● **Exercise prompt**
Look for "this" in the material below and show each line that contains it.
.....
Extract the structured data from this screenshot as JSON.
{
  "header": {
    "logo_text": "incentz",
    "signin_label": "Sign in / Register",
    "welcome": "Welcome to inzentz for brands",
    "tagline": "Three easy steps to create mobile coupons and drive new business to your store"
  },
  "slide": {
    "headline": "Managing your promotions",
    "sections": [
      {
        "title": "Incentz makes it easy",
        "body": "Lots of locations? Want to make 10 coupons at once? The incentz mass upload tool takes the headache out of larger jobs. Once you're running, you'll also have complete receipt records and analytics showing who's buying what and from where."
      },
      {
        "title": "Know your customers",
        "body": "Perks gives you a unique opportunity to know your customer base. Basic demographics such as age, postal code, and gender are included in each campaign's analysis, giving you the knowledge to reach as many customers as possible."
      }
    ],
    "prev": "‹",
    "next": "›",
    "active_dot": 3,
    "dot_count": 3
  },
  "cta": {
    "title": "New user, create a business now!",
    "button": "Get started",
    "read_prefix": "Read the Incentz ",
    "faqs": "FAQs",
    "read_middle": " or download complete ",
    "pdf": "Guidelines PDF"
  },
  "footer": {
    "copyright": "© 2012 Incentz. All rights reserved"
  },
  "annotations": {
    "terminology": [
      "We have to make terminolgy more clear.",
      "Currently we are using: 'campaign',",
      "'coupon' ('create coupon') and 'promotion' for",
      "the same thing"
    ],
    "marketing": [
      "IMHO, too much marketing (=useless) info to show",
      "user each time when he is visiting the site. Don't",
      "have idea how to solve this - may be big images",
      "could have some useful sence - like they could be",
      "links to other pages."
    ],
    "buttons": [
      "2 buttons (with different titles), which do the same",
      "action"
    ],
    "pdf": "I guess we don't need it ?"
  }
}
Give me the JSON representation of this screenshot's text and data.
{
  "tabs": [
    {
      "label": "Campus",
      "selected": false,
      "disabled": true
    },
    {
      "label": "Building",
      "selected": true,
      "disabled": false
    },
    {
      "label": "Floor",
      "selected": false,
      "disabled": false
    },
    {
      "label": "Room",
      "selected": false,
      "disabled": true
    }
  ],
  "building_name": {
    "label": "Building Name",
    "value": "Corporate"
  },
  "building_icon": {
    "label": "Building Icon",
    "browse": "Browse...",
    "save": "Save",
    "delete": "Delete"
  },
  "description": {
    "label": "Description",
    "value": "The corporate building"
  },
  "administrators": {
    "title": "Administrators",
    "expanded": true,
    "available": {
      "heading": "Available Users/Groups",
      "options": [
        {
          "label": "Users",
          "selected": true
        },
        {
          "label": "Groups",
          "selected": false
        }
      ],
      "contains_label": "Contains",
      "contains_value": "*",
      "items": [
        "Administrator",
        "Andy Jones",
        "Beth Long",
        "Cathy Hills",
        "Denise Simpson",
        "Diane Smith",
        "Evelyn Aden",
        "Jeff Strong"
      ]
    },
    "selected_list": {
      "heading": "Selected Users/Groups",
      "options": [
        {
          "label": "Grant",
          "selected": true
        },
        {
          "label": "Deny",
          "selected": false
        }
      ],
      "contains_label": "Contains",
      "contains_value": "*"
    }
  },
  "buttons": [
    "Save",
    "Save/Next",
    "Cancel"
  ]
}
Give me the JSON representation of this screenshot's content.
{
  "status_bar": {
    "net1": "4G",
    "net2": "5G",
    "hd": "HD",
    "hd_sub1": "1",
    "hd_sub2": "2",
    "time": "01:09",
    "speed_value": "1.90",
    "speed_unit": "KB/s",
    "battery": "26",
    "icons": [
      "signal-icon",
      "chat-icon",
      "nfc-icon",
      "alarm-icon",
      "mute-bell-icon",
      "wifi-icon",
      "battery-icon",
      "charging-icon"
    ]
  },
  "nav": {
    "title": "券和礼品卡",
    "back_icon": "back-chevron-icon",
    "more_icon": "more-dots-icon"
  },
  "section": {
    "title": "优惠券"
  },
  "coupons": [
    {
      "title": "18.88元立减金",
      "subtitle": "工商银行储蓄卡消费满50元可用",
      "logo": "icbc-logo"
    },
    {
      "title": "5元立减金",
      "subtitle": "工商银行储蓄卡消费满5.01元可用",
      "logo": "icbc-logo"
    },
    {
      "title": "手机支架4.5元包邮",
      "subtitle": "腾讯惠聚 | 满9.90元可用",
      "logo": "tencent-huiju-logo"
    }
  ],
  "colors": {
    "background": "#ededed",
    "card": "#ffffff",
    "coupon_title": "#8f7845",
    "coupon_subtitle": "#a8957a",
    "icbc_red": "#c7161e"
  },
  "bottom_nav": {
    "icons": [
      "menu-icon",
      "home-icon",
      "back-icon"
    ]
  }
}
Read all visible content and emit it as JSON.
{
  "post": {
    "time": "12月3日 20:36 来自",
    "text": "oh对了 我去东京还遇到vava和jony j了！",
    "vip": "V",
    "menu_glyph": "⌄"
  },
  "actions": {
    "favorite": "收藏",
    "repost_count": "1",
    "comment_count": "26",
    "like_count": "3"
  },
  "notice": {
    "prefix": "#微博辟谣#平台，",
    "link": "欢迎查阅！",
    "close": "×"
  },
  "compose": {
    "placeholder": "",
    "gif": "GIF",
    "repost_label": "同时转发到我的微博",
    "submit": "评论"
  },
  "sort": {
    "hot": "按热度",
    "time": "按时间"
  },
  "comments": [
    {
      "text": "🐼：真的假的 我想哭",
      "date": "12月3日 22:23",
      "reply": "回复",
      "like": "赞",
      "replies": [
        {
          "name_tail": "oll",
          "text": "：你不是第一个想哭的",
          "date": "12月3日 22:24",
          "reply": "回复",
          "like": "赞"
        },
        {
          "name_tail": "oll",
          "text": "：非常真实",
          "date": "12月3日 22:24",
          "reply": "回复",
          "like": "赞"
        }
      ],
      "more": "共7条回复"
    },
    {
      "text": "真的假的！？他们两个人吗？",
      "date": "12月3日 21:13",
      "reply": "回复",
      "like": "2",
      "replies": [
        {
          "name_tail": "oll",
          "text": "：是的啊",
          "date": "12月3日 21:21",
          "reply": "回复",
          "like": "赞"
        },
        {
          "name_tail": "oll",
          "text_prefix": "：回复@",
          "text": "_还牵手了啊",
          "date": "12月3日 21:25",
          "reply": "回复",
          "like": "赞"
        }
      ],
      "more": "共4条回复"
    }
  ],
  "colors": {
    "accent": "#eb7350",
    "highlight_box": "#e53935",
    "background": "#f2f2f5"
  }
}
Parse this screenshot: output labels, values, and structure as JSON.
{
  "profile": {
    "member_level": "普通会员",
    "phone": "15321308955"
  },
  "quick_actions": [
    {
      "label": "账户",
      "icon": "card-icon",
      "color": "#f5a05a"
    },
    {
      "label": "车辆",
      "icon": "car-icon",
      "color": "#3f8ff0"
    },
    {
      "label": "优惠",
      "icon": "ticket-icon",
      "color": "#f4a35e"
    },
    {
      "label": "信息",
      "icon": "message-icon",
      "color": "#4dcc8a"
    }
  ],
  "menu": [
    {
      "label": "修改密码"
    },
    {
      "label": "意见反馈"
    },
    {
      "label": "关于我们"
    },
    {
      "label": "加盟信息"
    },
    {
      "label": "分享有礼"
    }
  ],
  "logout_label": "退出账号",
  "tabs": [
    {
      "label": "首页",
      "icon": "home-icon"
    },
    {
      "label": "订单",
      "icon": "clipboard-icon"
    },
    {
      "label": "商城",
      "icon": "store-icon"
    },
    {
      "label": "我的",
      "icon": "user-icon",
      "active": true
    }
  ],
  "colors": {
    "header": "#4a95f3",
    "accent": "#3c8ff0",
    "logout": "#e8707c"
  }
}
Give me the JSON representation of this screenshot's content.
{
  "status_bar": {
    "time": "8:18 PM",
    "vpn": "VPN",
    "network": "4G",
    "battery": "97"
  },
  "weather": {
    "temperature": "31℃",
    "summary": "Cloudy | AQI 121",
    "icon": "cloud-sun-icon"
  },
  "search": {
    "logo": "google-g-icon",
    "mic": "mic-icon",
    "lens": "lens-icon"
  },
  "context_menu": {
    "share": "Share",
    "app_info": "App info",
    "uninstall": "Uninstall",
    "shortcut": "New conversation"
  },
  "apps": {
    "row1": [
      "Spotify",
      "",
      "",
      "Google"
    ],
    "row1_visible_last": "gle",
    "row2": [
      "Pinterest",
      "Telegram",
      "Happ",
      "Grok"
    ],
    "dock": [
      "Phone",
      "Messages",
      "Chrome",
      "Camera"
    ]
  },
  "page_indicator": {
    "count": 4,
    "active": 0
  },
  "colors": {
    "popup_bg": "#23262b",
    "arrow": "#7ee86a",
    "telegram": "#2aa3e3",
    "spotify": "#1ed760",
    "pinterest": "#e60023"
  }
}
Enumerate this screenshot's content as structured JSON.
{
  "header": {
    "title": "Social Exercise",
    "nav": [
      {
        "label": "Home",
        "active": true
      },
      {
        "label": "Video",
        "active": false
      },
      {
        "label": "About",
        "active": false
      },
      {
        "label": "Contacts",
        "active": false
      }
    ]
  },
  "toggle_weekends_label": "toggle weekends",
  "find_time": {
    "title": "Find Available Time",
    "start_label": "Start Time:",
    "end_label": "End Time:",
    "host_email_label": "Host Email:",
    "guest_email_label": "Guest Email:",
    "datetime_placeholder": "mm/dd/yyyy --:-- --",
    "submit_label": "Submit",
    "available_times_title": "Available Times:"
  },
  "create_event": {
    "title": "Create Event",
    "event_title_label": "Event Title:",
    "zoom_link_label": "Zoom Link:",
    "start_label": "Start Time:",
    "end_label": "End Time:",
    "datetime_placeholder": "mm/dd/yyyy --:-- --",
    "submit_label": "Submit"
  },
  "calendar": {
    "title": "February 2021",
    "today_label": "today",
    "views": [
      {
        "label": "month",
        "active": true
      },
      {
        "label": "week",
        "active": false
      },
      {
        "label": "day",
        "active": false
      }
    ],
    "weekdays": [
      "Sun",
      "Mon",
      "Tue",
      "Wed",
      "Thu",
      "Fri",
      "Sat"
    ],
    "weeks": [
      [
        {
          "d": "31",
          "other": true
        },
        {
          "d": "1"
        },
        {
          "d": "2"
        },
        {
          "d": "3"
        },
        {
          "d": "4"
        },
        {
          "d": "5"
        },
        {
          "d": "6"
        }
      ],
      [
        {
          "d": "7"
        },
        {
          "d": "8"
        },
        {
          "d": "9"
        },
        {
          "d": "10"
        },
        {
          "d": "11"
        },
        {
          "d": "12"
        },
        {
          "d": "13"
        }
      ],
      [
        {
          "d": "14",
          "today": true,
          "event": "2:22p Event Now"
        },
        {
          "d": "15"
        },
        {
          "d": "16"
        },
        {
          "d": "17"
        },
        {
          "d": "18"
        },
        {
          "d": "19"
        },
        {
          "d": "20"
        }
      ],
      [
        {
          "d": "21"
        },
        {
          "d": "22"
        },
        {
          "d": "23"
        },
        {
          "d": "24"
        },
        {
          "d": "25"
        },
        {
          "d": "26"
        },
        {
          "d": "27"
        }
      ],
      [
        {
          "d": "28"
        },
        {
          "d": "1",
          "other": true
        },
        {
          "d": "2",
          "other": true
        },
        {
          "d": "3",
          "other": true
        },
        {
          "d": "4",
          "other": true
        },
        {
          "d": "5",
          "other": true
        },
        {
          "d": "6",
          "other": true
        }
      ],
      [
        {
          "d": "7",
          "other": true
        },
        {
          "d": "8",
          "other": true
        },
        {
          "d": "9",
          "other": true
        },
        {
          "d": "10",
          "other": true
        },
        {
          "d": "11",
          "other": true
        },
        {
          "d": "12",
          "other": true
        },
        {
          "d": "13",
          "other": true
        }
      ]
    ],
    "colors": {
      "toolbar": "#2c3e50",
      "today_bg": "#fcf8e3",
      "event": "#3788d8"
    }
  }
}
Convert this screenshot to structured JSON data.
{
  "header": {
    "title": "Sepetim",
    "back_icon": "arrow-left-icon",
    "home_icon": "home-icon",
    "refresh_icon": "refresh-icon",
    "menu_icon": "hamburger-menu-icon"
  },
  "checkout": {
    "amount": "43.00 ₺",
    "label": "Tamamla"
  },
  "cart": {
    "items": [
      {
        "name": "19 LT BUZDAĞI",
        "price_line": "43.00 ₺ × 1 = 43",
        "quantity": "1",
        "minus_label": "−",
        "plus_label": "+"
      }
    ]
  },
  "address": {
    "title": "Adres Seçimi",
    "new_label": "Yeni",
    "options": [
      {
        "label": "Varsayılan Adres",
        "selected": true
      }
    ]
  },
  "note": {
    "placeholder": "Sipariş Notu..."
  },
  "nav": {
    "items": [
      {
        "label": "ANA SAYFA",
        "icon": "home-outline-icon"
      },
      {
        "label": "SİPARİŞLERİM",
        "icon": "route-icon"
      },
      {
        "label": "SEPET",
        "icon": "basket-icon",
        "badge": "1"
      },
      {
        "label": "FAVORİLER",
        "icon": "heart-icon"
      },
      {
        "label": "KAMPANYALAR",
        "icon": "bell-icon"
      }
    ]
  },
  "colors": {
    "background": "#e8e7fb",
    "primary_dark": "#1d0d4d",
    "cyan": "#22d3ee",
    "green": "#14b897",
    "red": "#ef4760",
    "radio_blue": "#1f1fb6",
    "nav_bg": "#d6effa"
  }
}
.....
● **Final answer**
Extract the structured data from this screenshot as JSON.
      "have idea how to solve this - may be big images",
Give me the JSON representation of this screenshot's text and data.
Give me the JSON representation of this screenshot's content.
Parse this screenshot: output labels, values, and structure as JSON.
Give me the JSON representation of this screenshot's content.
Enumerate this screenshot's content as structured JSON.
Convert this screenshot to structured JSON data.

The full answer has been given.